The start of the Inca trail.. we took a bus ride to km82 where we setup our equipment and prepared ourselves for the four day trek. First stamp in the passport at the control gate, we set off. A steady climb on Day 1 taking in all the scenery, visiting the Inca ruins on the way, and passing lots of horses and stubborn donkeys. We camped up about 3pm, just as the rain had settled in for the night. We had 23 porters carrying all our equipment, the food, pots and pans etc, and they still managed to get to camp before us and prepare a 3-course meal! Just unbelievable.
Day 2: we had been told this was going to be a very different day. As soon as we left camp at 5am we followed the path up a steep 45 degree incline for about 30 mins (porters still running past us). The incline steadily continued for another couple of hours through dense forest then open mountain paths. The destination was Dead Woman's Pass: a steep mountain range at over 13,000ft, named after the shape that was left in the mountain of a woman laying down. The last hour before reaching this highest point of the trek was very challenging but extremely rewarding when reaching the top. Our heads were literally in the clouds at this point. After a 20 min stop we then descended as quickly as we had come up, down steep steps to base camp. We passed waterfalls and humming birds. We arrived at camp ahead of schedule after 11km and were again greeted by the applause of the porters who had still managed to overtake us and set up camp. A quick dip in the ice-cold river we later had dinner. I then decided to have an equally ice-cold shower.. played cards until it was time for bed (9pm!).
Day 3: we set off in the early hours up another steep incline. It took a while for the leg muscles to wake up but eventually we got into a stride. This was going to be a longer day; about 16km over undulating pathways. We visited more ruins where the guides explained about the unique relationship between the Inca towns and cities we had already visited. We then reached the second highest point of the trek overlooking vast mountain ranges, green lakes and some of the original Inca trails. We descended back down to a quick stop off point for lunch. The terrain had become a lot more jungle-like with creepy trees and caves as we were nearing Macchu pichu. On the way down you could suddenly see through the cloud cover over to the green mountains. We took a small detour to an Inca site set into the mountains. It was like we on top of the world looking down! We reached camp about 16:30, having drunk a bit too much celebratory rum on the way down. We continued the rum until late...
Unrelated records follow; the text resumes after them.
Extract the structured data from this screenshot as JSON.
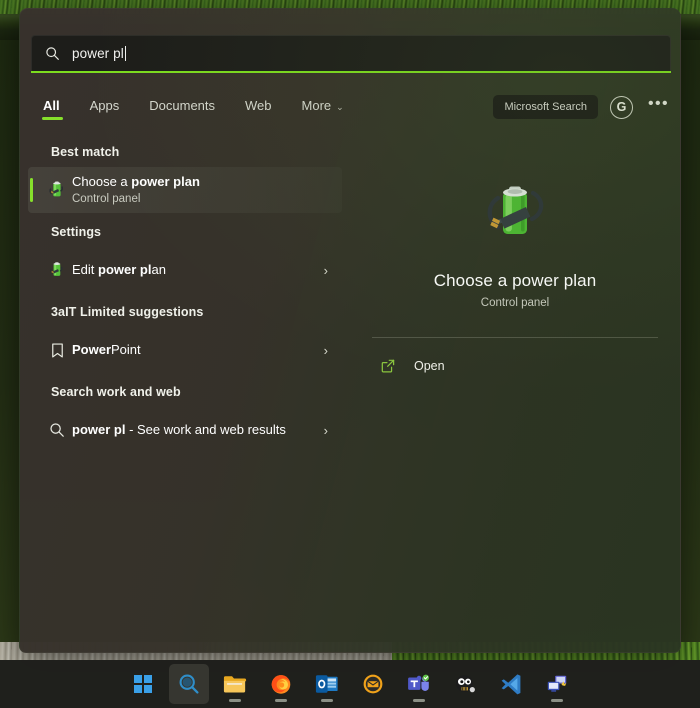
{
  "search": {
    "query": "power pl",
    "icon": "search-icon"
  },
  "tabs": [
    {
      "label": "All",
      "active": true
    },
    {
      "label": "Apps",
      "active": false
    },
    {
      "label": "Documents",
      "active": false
    },
    {
      "label": "Web",
      "active": false
    },
    {
      "label": "More",
      "active": false,
      "chevron": "⌄"
    }
  ],
  "header_right": {
    "ms_search_label": "Microsoft Search",
    "avatar_letter": "G",
    "overflow_label": "•••"
  },
  "sections": [
    {
      "header": "Best match",
      "items": [
        {
          "title_prefix": "Choose a ",
          "title_bold": "power plan",
          "title_suffix": "",
          "subtitle": "Control panel",
          "icon": "battery-plug-icon",
          "selected": true,
          "chevron": ""
        }
      ]
    },
    {
      "header": "Settings",
      "items": [
        {
          "title_prefix": "Edit ",
          "title_bold": "power pl",
          "title_suffix": "an",
          "subtitle": "",
          "icon": "battery-plug-icon",
          "selected": false,
          "chevron": "›"
        }
      ]
    },
    {
      "header": "3aIT Limited suggestions",
      "items": [
        {
          "title_prefix": "",
          "title_bold": "Power",
          "title_suffix": "Point",
          "subtitle": "",
          "icon": "bookmark-icon",
          "selected": false,
          "chevron": "›"
        }
      ]
    },
    {
      "header": "Search work and web",
      "items": [
        {
          "title_prefix": "",
          "title_bold": "power pl",
          "title_suffix": " - See work and web results",
          "subtitle": "",
          "icon": "search-icon",
          "selected": false,
          "chevron": "›"
        }
      ]
    }
  ],
  "preview": {
    "icon": "battery-plug-icon-large",
    "title": "Choose a power plan",
    "subtitle": "Control panel",
    "actions": [
      {
        "label": "Open",
        "icon": "open-external-icon"
      }
    ]
  },
  "taskbar": {
    "items": [
      {
        "name": "start-button",
        "icon": "windows-logo-icon",
        "active": false,
        "running": false,
        "badge": false
      },
      {
        "name": "search-button",
        "icon": "search-icon",
        "active": true,
        "running": false,
        "badge": false
      },
      {
        "name": "file-explorer-button",
        "icon": "folder-icon",
        "active": false,
        "running": true,
        "badge": false
      },
      {
        "name": "firefox-button",
        "icon": "firefox-icon",
        "active": false,
        "running": true,
        "badge": false
      },
      {
        "name": "outlook-button",
        "icon": "outlook-icon",
        "active": false,
        "running": true,
        "badge": false
      },
      {
        "name": "mail-button",
        "icon": "mail-circle-icon",
        "active": false,
        "running": false,
        "badge": false
      },
      {
        "name": "teams-button",
        "icon": "teams-icon",
        "active": false,
        "running": true,
        "badge": true
      },
      {
        "name": "app-button",
        "icon": "eyes-circle-icon",
        "active": false,
        "running": false,
        "badge": false
      },
      {
        "name": "vscode-button",
        "icon": "vscode-icon",
        "active": false,
        "running": false,
        "badge": false
      },
      {
        "name": "remote-desktop-button",
        "icon": "remote-desktop-icon",
        "active": false,
        "running": true,
        "badge": false
      }
    ]
  },
  "colors": {
    "accent_green": "#86e02b",
    "search_underline": "#7ddc1f",
    "panel_bg": "#38322d",
    "text_primary": "#ffffff",
    "text_secondary": "#c9cbc0"
  }
}
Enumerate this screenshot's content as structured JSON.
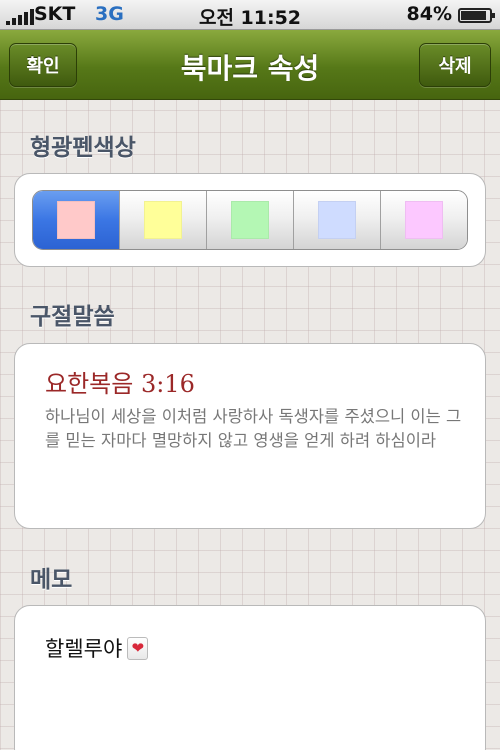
{
  "status_bar": {
    "carrier": "SKT",
    "network": "3G",
    "time": "오전 11:52",
    "battery_percent": "84%",
    "battery_level": 0.84
  },
  "nav": {
    "title": "북마크 속성",
    "left_button": "확인",
    "right_button": "삭제"
  },
  "highlight": {
    "header": "형광펜색상",
    "selected_index": 0,
    "colors": [
      "#ffc9c9",
      "#ffff99",
      "#b4f7b4",
      "#cfdcff",
      "#fcc8ff"
    ]
  },
  "verse": {
    "header": "구절말씀",
    "reference": "요한복음 3:16",
    "text": "하나님이 세상을 이처럼 사랑하사 독생자를 주셨으니 이는 그를 믿는 자마다 멸망하지 않고 영생을 얻게 하려 하심이라"
  },
  "memo": {
    "header": "메모",
    "text": "할렐루야",
    "emoji_icon": "heart-icon"
  }
}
Day 4: a 3am start with a run-hangover having just taken my first antimalaria tablet. Not feeling great at all but was keen to reach the end. It was a very misty trek through very steep paths with a shear drop to one side. We could here the river roaring below us and it created a very strange atmosphere. Everyone walked in silence as we navigated the path. We arrived at the Sun Gate; a unique overhang in the mountain where it is possible to see the sun rising. However the dense mist had completely covered the view. We continued down for another 30 mins and were told we had arrived. Everyone looked in astonishment... still dense mist covered the view. 10 mins later something appeared through the mist. The top of a high green mountain was lit up by the sun light. The mist started to disperse and what appeared was incredible. We had arrived at Macchu pichu; one of the 7 wonders of the world. It truely lived up to it's reputation. We spent the next few hours walking round this amazing lost world of the Incas. The sun was very hot. I got the picture-postcard shot from the top! We left the site by bus, spent a few hours in the Machu pichu town for lunch and then got a train back to Ollantaytambo. Finally a coach back to Cusco. What an amazing four days....